Alaska has a tradition of electing members of Congress and keeping them in Washington for a long time. A very long time. Like somewhere between 40 and 50 years.
With that seniority came clout and lawmakers who excelled at wringing vast sums of money from the Treasury to benefit Alaska, which perennially stands at or near the top of states slathered in federal dollars.
Durability and delivery — those have been the ingredients to political success.
Now comes Sarah Palin, who is probably best remembered at home not for her bumpy 2008 bid for vice president, her brief reality TV show or her cringey performance as “The Masked Singer,” but rather for abruptly quitting without finishing her one and only term as Alaska governor.
Despite having little political presence in the state these days, Palin announced last week she would seek the congressional seat vacated by the recent death of Don Young, who spent 49 years in the House and felt so strongly about keeping the federal cash flowing that he once brandished a knife during a particularly heated budget fight.
Palin’s statement announcing her candidacy — a patchwork of provocations and Trumpian tropes — suggests she’s not running to, say, ensure the Schoenbar Creek culvert in Ketchikan is replaced, or make sure reconstruction of the Shakwak Highway stays on track.
“Spectacle versus substance” is how Glenn Wright of the University of Alaska Southeast described Palin’s positioning in the special election to replace Young, a race that has drawn 48 candidates. “She’s a much more performative politician.”
Under normal circumstances, which is to say the way elections are usually run, Palin might be considered the front-runner, given her high name recognition and the endorsement of former president and fellow rogue and reality-TV alum Donald Trump. That combination would probably be enough to eke out a plurality victory in a GOP primary, which would almost certainly guarantee Palin’s election in the Republican-leaning state.
However, the contest is being conducted under a system unique to Alaska.
All candidates will be listed on the same June 11 primary ballot. The top four vote-getters will advance to an Aug. 16 runoff, at which point voters will rank them in order of preference. The candidate with the worst showing will be eliminated and their votes reallocated to supporters’ second picks. The process continues until someone receives a majority.
While Palin seems likely to finish among the top four candidates when initial ballots are cast, her unpopularity makes it just as likely she’ll lose in the decisive second round.
Ivan Moore, a longtime political pollster in Anchorage, found in a survey in October that just 31% of those sampled had a positive opinion of the former governor, while 56% had a negative view. In a measure of intensity, 8% of those with a positive view were very positive, and 36% of those with a negative view were very negative.

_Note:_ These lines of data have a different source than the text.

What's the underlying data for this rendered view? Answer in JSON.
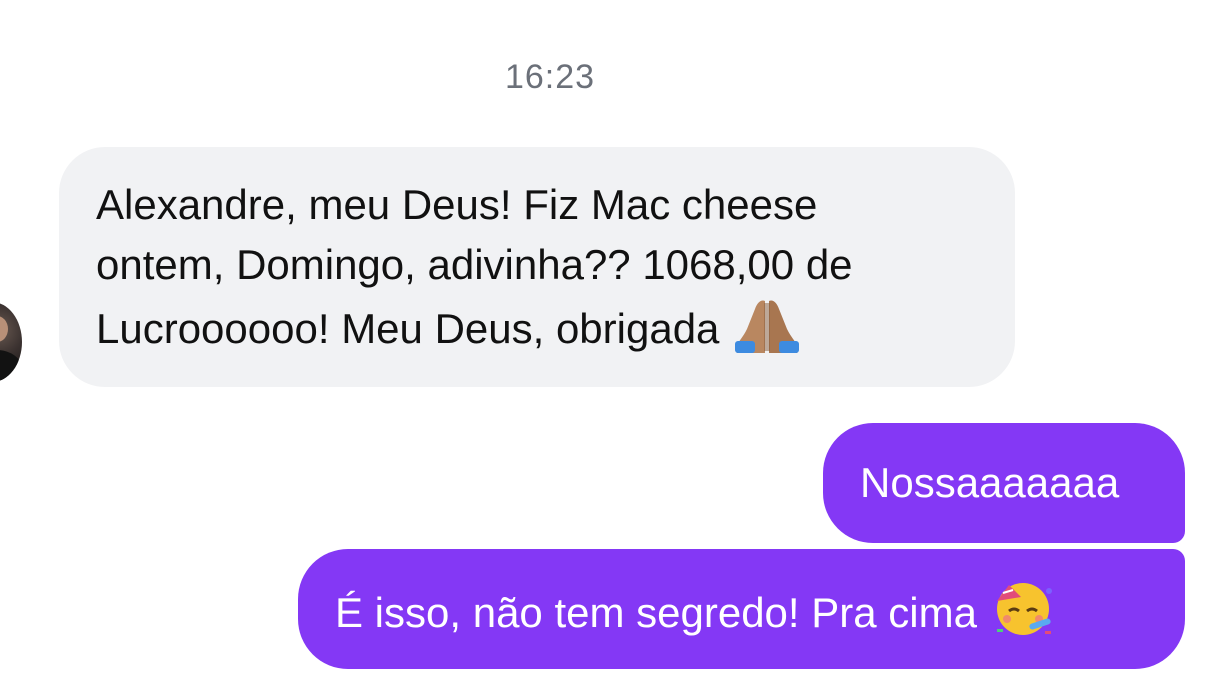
{
  "conversation": {
    "timestamp": "16:23",
    "incoming": {
      "lines": [
        "Alexandre, meu Deus! Fiz Mac cheese",
        "ontem, Domingo, adivinha?? 1068,00 de",
        "Lucroooooo! Meu Deus, obrigada"
      ],
      "emoji": "praying-hands-emoji"
    },
    "outgoing": [
      {
        "text": "Nossaaaaaaa"
      },
      {
        "text": "É isso, não tem segredo! Pra cima",
        "emoji": "partying-face-emoji"
      }
    ]
  },
  "colors": {
    "incoming_bubble": "#f1f2f4",
    "outgoing_bubble": "#8438f5",
    "timestamp_text": "#6b7079"
  }
}
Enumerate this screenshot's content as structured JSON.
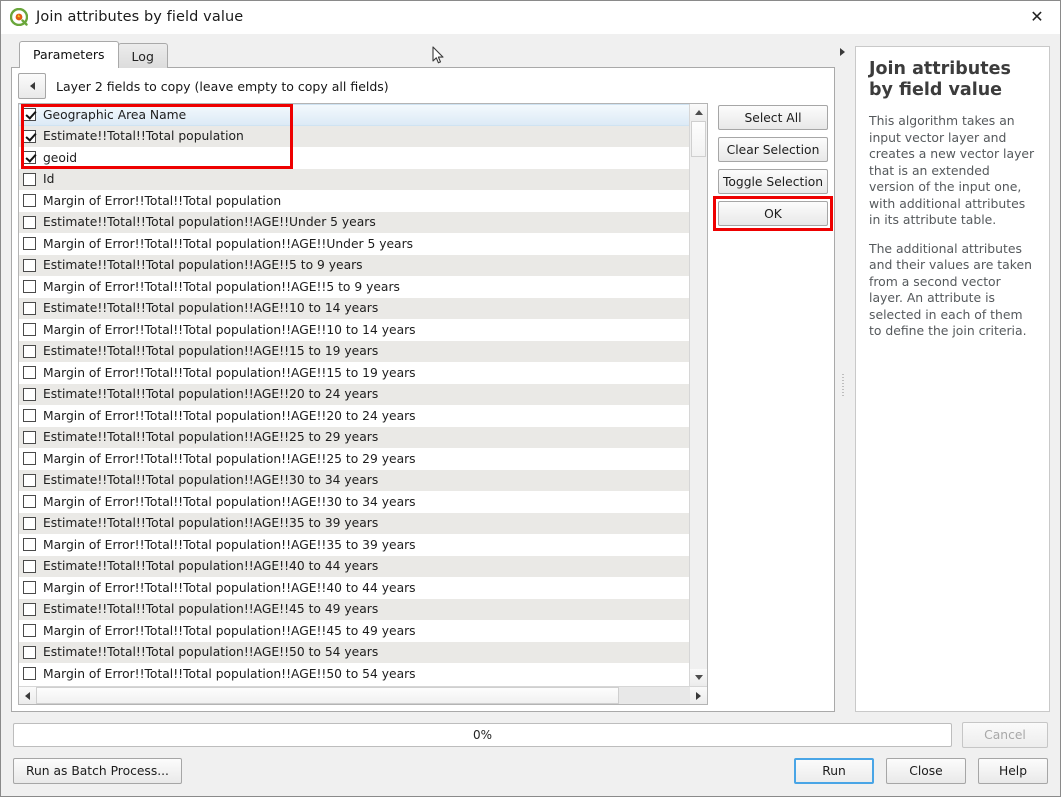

“It’s going to be a struggle” for Palin to pick up votes beyond her core supporters, Moore said. “She’s a quitter. That’s the opinion of Alaskans. It’s been that way for years.”
(Palin offered a semi-coherent explanation for abandoning her post with 18 months left in the term and her chances for reelection looking good. “Many just accept that lame-duck status and they hit that road,” she said. “They draw a paycheck. They kind of milk it.”)
Last fall, Moore tested Palin’s political appeal in a hypothetical matchup pitting her in a multi-candidate field against Republican Sen. Lisa Murkowski, who is seeking reelection in November. In the trial heat, using the ranked-choice system, Palin was the first of the four candidates to be eliminated.
It was only last winter, testifying in a failed libel suit against the New York Times, that Palin lamented her waning political relevancy. While her candidacy has drawn a flurry of national attention — like the goggle-eyed interest that attaches to a train wreck — she’s likely to remain an afterthought once Alaska voters have their say.
The special election will be the first time the state has used its novel voting system, and lo, it may work as intended.
The idea, said one of the chief promoters, former state Rep. Jason Grenn, is to reward candidates who show broad appeal and undermine hard-liners like Palin who seem more interested in self-promotion and striking sparks than doing the work of a conscientious lawmaker.
There are plenty of more serious alternatives in the race for Alaska’s one and only House seat, including a batch of experienced state lawmakers; Al Gross, an independent who won 42% of the vote in a 2020 bid for U.S. Senate; and Nick Begich III, a conservative software entrepreneur whose namesake grandfather held the seat before dying in a 1972 plane crash. Begich Sr.’s replacement was Young.
The field also includes a councilman from North Pole, a small town outside Fairbanks, who legally changed his name from Thomas Patrick O’Connor to Santa Claus.
Unlike Palin, he purposely set out to turn himself into a joke.